▸ **Task description**:
For each line of the listing below that contains the string "icon", copy the line.
════
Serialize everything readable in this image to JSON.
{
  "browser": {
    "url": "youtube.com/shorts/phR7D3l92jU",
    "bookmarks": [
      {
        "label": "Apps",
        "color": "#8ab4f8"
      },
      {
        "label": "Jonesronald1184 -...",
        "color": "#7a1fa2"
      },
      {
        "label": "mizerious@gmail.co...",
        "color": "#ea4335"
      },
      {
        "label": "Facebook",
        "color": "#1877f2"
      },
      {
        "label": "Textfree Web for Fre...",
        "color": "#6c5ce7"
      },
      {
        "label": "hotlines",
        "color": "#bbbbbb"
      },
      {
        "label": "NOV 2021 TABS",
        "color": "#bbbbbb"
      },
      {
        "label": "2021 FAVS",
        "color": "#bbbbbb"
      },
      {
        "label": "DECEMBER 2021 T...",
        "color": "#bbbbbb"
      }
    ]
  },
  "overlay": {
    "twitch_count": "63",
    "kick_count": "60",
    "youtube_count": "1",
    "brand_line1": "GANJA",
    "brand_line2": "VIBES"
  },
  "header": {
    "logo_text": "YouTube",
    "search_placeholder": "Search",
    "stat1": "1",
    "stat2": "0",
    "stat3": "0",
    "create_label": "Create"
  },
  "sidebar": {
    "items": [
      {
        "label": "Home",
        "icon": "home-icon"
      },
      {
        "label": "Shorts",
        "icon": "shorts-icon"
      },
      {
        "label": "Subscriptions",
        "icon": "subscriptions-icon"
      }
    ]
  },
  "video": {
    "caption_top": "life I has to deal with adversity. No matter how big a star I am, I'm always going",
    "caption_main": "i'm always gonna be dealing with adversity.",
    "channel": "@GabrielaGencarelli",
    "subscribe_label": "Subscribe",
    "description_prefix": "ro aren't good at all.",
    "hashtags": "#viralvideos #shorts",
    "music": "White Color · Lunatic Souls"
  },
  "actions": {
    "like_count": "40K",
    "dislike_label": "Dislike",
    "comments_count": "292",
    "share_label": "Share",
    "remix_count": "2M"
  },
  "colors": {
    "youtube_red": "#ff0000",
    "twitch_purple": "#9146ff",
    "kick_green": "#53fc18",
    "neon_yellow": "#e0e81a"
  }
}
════
▸ **Answer area**:
        "icon": "home-icon"
        "icon": "shorts-icon"
        "icon": "subscriptions-icon"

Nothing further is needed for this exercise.